By Lavern Nissley
How do you respond when someone you’ve just met remembers your name and uses it multiple times in your first exchange? How is your impression of that person different from one who refers to you in more generic terms like friend, sister or bud? Is the effort and concentration required to learn people's names worth it?
People do seem to appreciate it when others learn their names. And when they make extra efforts to remember their names.
“When you can remember someone's name, it shows them that they are important to you.” This comes from Chester Santos, “The International Man of Memory”.
“But I’m just not good with names. My memory is awful.” This is a pretty common belief, and it may be something you've just kind of accepted as fact.
Jim Kwik, a brain and memory training coach says, “There is no such thing as a good or bad memory, there is just a trained memory and an untrained memory, meaning memory is not something that you have, it's something that you do. It's not a noun, it's a process.”
The past 3 years, as Ronda and I have been invited to facilitate relationship skills training in Heredia, Costa Rica, we’ve made it a goal to learn the names of all students by the third day.
Now, as we feel like we’re forgetting more and more things in general, that’s a scary goal! “Can we still do this? What if we make mistakes?”
We’ve always requested pictures of the students in our trainings, so as to get us started connecting names and faces. So on Wednesday, December 4, we stood before a class of 36 students at 9:40 am. Can we do this?
When we told them that we were going to alternate back and forth between the two us and speak their names and the phrase “and your life matters” as a sort of blessing, they became quite attentive.
I led off with, “Your name is Felicia, and your life matters.” Then Ronda, “Your name is Adrian, and your life matters.” On and on through Victoria, Micah, Grace, Josue, Andres, Roberto—until all names (and several nicknames) had been spoken over them.

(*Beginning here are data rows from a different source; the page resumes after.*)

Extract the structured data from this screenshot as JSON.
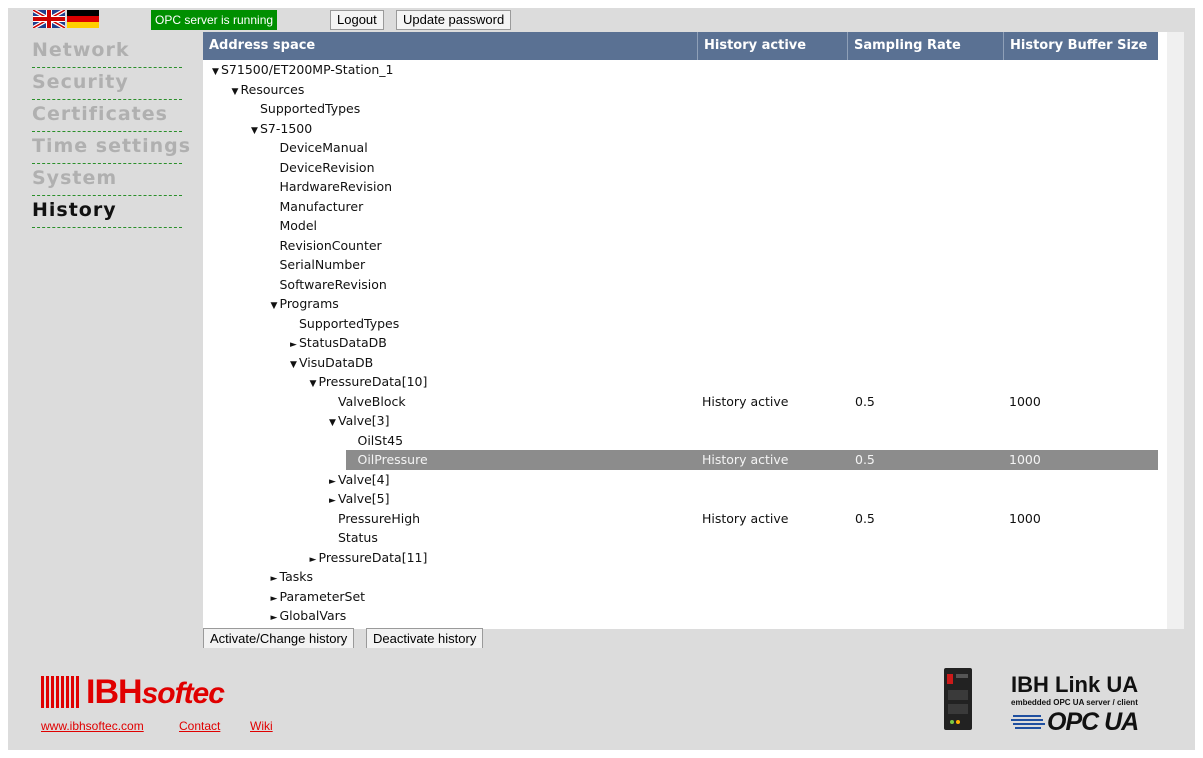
{
  "topbar": {
    "status": "OPC server is running",
    "logout_label": "Logout",
    "update_password_label": "Update password",
    "flags": [
      "uk-flag",
      "germany-flag"
    ]
  },
  "nav": {
    "items": [
      {
        "label": "Network",
        "active": false
      },
      {
        "label": "Security",
        "active": false
      },
      {
        "label": "Certificates",
        "active": false
      },
      {
        "label": "Time settings",
        "active": false
      },
      {
        "label": "System",
        "active": false
      },
      {
        "label": "History",
        "active": true
      }
    ]
  },
  "table": {
    "headers": {
      "address": "Address space",
      "history": "History active",
      "rate": "Sampling Rate",
      "buffer": "History Buffer Size"
    },
    "rows": [
      {
        "label": "S71500/ET200MP-Station_1",
        "level": 0,
        "toggle": "▼",
        "history": "",
        "rate": "",
        "buffer": "",
        "selected": false
      },
      {
        "label": "Resources",
        "level": 1,
        "toggle": "▼",
        "history": "",
        "rate": "",
        "buffer": "",
        "selected": false
      },
      {
        "label": "SupportedTypes",
        "level": 2,
        "toggle": "",
        "history": "",
        "rate": "",
        "buffer": "",
        "selected": false
      },
      {
        "label": "S7-1500",
        "level": 2,
        "toggle": "▼",
        "history": "",
        "rate": "",
        "buffer": "",
        "selected": false
      },
      {
        "label": "DeviceManual",
        "level": 3,
        "toggle": "",
        "history": "",
        "rate": "",
        "buffer": "",
        "selected": false
      },
      {
        "label": "DeviceRevision",
        "level": 3,
        "toggle": "",
        "history": "",
        "rate": "",
        "buffer": "",
        "selected": false
      },
      {
        "label": "HardwareRevision",
        "level": 3,
        "toggle": "",
        "history": "",
        "rate": "",
        "buffer": "",
        "selected": false
      },
      {
        "label": "Manufacturer",
        "level": 3,
        "toggle": "",
        "history": "",
        "rate": "",
        "buffer": "",
        "selected": false
      },
      {
        "label": "Model",
        "level": 3,
        "toggle": "",
        "history": "",
        "rate": "",
        "buffer": "",
        "selected": false
      },
      {
        "label": "RevisionCounter",
        "level": 3,
        "toggle": "",
        "history": "",
        "rate": "",
        "buffer": "",
        "selected": false
      },
      {
        "label": "SerialNumber",
        "level": 3,
        "toggle": "",
        "history": "",
        "rate": "",
        "buffer": "",
        "selected": false
      },
      {
        "label": "SoftwareRevision",
        "level": 3,
        "toggle": "",
        "history": "",
        "rate": "",
        "buffer": "",
        "selected": false
      },
      {
        "label": "Programs",
        "level": 3,
        "toggle": "▼",
        "history": "",
        "rate": "",
        "buffer": "",
        "selected": false
      },
      {
        "label": "SupportedTypes",
        "level": 4,
        "toggle": "",
        "history": "",
        "rate": "",
        "buffer": "",
        "selected": false
      },
      {
        "label": "StatusDataDB",
        "level": 4,
        "toggle": "►",
        "history": "",
        "rate": "",
        "buffer": "",
        "selected": false
      },
      {
        "label": "VisuDataDB",
        "level": 4,
        "toggle": "▼",
        "history": "",
        "rate": "",
        "buffer": "",
        "selected": false
      },
      {
        "label": "PressureData[10]",
        "level": 5,
        "toggle": "▼",
        "history": "",
        "rate": "",
        "buffer": "",
        "selected": false
      },
      {
        "label": "ValveBlock",
        "level": 6,
        "toggle": "",
        "history": "History active",
        "rate": "0.5",
        "buffer": "1000",
        "selected": false
      },
      {
        "label": "Valve[3]",
        "level": 6,
        "toggle": "▼",
        "history": "",
        "rate": "",
        "buffer": "",
        "selected": false
      },
      {
        "label": "OilSt45",
        "level": 7,
        "toggle": "",
        "history": "",
        "rate": "",
        "buffer": "",
        "selected": false
      },
      {
        "label": "OilPressure",
        "level": 7,
        "toggle": "",
        "history": "History active",
        "rate": "0.5",
        "buffer": "1000",
        "selected": true
      },
      {
        "label": "Valve[4]",
        "level": 6,
        "toggle": "►",
        "history": "",
        "rate": "",
        "buffer": "",
        "selected": false
      },
      {
        "label": "Valve[5]",
        "level": 6,
        "toggle": "►",
        "history": "",
        "rate": "",
        "buffer": "",
        "selected": false
      },
      {
        "label": "PressureHigh",
        "level": 6,
        "toggle": "",
        "history": "History active",
        "rate": "0.5",
        "buffer": "1000",
        "selected": false
      },
      {
        "label": "Status",
        "level": 6,
        "toggle": "",
        "history": "",
        "rate": "",
        "buffer": "",
        "selected": false
      },
      {
        "label": "PressureData[11]",
        "level": 5,
        "toggle": "►",
        "history": "",
        "rate": "",
        "buffer": "",
        "selected": false
      },
      {
        "label": "Tasks",
        "level": 3,
        "toggle": "►",
        "history": "",
        "rate": "",
        "buffer": "",
        "selected": false
      },
      {
        "label": "ParameterSet",
        "level": 3,
        "toggle": "►",
        "history": "",
        "rate": "",
        "buffer": "",
        "selected": false
      },
      {
        "label": "GlobalVars",
        "level": 3,
        "toggle": "►",
        "history": "",
        "rate": "",
        "buffer": "",
        "selected": false
      }
    ]
  },
  "actions": {
    "activate_label": "Activate/Change history",
    "deactivate_label": "Deactivate history"
  },
  "footer": {
    "brand_ibh": "IBH",
    "brand_softec": "softec",
    "links": {
      "www": "www.ibhsoftec.com",
      "contact": "Contact",
      "wiki": "Wiki"
    },
    "product_title": "IBH Link UA",
    "product_subtitle": "embedded OPC UA server / client",
    "opcua_logo_text": "OPC UA"
  },
  "colors": {
    "header_bg": "#5a7193",
    "status_green": "#008f00",
    "brand_red": "#e00000",
    "selected_row": "#8c8c8c",
    "nav_border": "#2a8f2a"
  }
}
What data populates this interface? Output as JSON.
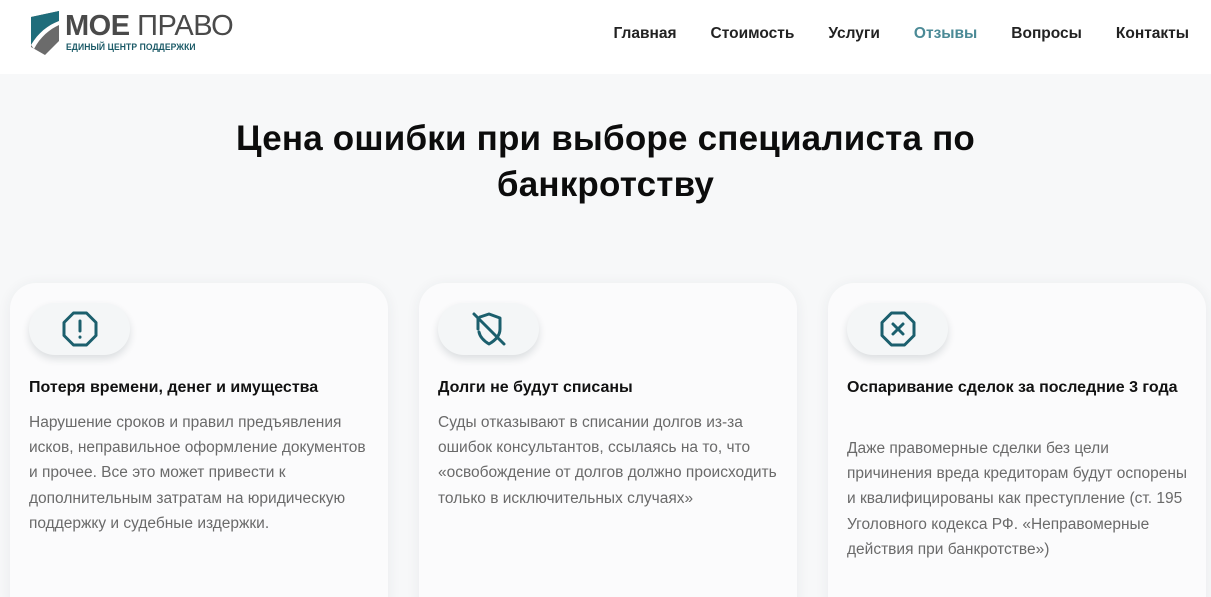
{
  "header": {
    "logo": {
      "title_bold": "МОЕ",
      "title_rest": " ПРАВО",
      "subtitle": "ЕДИНЫЙ ЦЕНТР ПОДДЕРЖКИ"
    },
    "nav": [
      {
        "label": "Главная",
        "active": false
      },
      {
        "label": "Стоимость",
        "active": false
      },
      {
        "label": "Услуги",
        "active": false
      },
      {
        "label": "Отзывы",
        "active": true
      },
      {
        "label": "Вопросы",
        "active": false
      },
      {
        "label": "Контакты",
        "active": false
      }
    ]
  },
  "section": {
    "title_line1": "Цена ошибки при выборе специалиста по",
    "title_line2": "банкротству"
  },
  "cards": [
    {
      "icon": "alert-octagon-icon",
      "title": "Потеря времени, денег и имущества",
      "text": "Нарушение сроков и правил предъявления исков, неправильное оформление документов и прочее. Все это может привести к дополнительным затратам на юридическую поддержку и судебные издержки."
    },
    {
      "icon": "shield-off-icon",
      "title": "Долги не будут списаны",
      "text": "Суды отказывают в списании долгов из-за ошибок консультантов, ссылаясь на то, что «освобождение от долгов должно происходить только в исключительных случаях»"
    },
    {
      "icon": "x-octagon-icon",
      "title": "Оспаривание сделок за последние 3 года",
      "text": "Даже правомерные сделки без цели причинения вреда кредиторам будут оспорены и квалифицированы как преступление (ст. 195 Уголовного кодекса РФ. «Неправомерные действия при банкротстве»)"
    }
  ],
  "colors": {
    "accent": "#1b5f6d",
    "nav_active": "#4b8a96",
    "background": "#f7f8f9"
  }
}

In our last session with them two days later, many commented to us how much our learning and speaking their names had meant to them.

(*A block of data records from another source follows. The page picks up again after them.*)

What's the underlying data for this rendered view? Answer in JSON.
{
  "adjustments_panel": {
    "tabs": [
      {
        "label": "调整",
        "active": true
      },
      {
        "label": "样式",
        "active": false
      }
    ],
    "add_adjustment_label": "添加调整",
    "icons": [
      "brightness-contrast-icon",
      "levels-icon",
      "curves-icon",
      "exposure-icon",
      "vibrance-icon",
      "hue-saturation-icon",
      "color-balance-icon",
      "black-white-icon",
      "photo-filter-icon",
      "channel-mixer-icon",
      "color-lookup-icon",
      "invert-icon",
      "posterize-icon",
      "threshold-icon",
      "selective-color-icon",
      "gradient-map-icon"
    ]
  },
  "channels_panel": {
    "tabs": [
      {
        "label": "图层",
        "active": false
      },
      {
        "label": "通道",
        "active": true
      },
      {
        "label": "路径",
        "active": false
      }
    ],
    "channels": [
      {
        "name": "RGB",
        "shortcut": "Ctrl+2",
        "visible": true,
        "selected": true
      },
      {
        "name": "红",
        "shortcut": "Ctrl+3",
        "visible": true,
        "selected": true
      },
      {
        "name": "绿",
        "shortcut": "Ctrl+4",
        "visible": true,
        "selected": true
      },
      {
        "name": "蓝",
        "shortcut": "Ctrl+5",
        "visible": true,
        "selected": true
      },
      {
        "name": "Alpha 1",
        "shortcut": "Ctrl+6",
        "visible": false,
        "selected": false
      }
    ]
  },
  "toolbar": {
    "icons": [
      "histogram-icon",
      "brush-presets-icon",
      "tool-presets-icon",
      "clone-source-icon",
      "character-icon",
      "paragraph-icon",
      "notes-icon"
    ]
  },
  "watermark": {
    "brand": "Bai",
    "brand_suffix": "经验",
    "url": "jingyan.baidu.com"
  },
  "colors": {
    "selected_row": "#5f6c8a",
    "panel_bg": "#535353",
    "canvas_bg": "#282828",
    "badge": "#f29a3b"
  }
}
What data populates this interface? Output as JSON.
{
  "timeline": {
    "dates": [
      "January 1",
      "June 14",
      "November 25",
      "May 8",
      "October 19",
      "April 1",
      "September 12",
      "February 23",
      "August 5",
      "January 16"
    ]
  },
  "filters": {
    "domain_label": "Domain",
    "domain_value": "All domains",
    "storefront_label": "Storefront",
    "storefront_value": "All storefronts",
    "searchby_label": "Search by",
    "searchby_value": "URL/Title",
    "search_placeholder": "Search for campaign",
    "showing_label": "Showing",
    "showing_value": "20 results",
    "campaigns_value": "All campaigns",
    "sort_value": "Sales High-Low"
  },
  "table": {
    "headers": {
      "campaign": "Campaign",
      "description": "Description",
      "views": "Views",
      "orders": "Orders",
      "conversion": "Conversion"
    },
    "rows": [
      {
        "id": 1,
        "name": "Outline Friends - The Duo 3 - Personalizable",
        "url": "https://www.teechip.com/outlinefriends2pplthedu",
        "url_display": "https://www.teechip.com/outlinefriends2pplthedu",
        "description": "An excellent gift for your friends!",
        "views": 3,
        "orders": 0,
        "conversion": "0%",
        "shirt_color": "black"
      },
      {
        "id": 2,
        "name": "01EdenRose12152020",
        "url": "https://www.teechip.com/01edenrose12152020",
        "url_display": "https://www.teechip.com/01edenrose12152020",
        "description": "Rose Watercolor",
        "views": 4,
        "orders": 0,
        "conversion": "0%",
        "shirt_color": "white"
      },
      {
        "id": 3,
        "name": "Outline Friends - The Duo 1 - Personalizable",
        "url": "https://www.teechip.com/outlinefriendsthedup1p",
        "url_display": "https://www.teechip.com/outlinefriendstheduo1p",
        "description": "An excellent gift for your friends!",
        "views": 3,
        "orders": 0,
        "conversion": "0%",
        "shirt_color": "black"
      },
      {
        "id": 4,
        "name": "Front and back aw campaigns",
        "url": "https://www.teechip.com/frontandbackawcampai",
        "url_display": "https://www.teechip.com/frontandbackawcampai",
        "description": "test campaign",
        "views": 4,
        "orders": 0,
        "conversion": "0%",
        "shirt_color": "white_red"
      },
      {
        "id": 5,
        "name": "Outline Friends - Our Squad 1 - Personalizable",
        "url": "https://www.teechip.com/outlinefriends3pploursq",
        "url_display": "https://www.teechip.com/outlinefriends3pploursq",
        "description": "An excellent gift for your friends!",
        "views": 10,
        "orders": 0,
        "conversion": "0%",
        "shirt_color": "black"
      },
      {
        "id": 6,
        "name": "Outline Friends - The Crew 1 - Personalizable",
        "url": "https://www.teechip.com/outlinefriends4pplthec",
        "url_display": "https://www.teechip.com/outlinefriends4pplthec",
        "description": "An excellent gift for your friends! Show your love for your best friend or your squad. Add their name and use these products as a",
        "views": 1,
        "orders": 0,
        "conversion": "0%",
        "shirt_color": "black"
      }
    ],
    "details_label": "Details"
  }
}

Of course, spending a week with them, including meals and other group activities, we got to learn more than their names. We also got acquainted with their life histories, plans and vision for their futures.

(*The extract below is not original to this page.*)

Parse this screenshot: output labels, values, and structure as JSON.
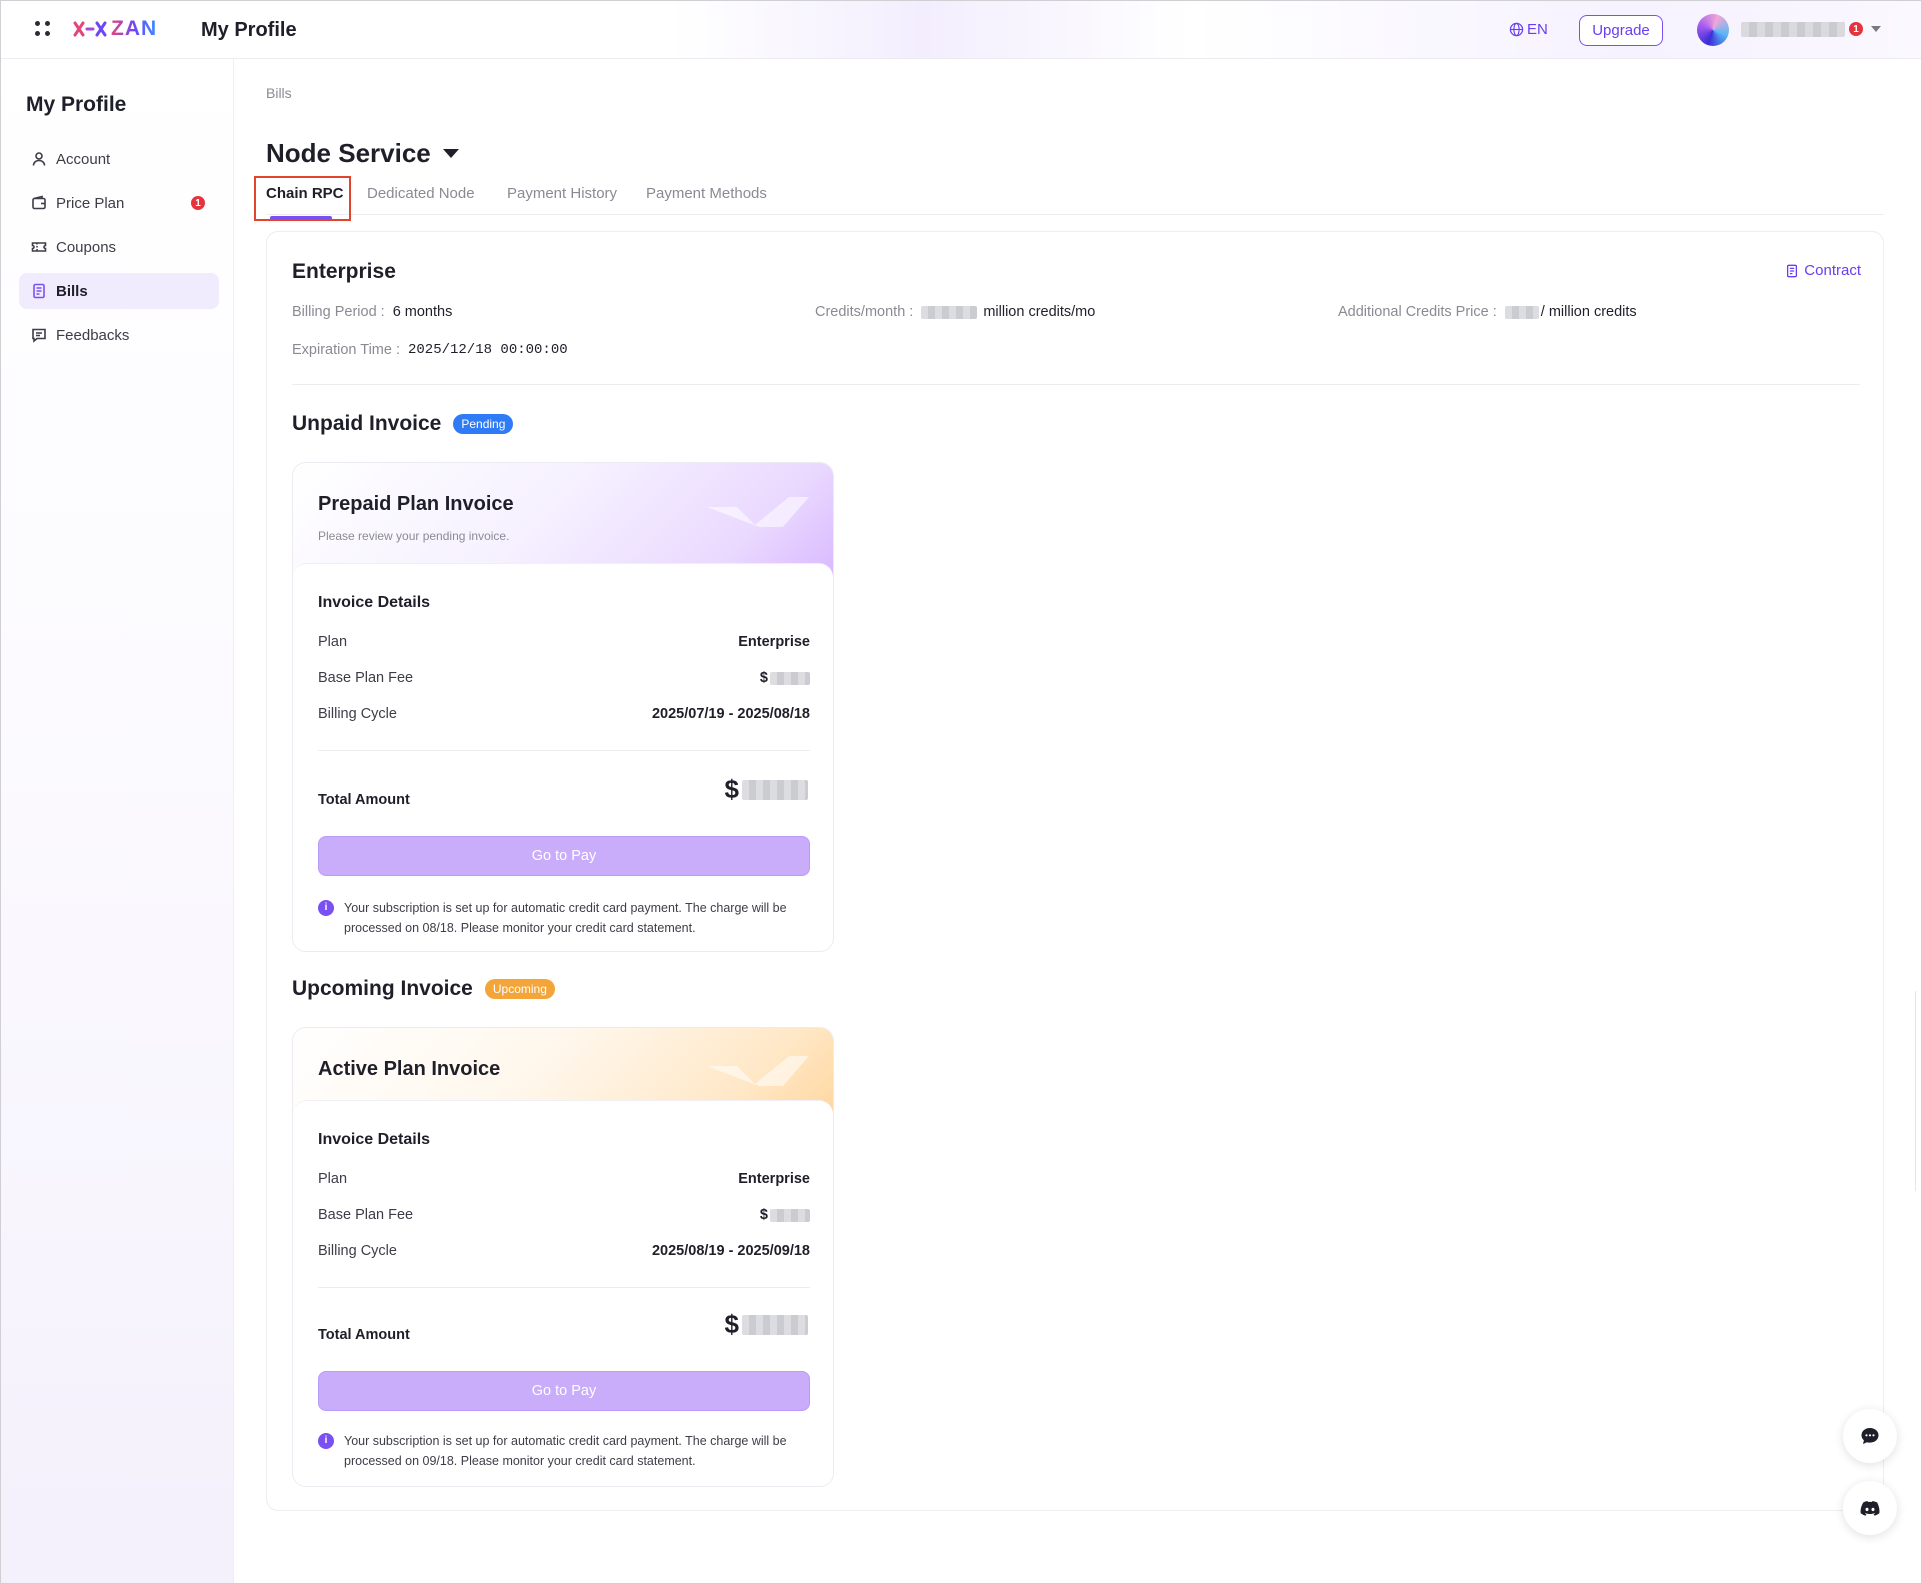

From our vantage point (in spite of our ages), we believe it is super important and meaningful to invest in learning names. If people are important to you, we encourage mastering this much-overlooked skill that builds connection.
Now, where did I put my car keys?
Lavern & Ronda Nissley are co-directors of Encompass. Married since 1978, both enjoy coffee, riding their tandem bicycle and working together to build strong relationships.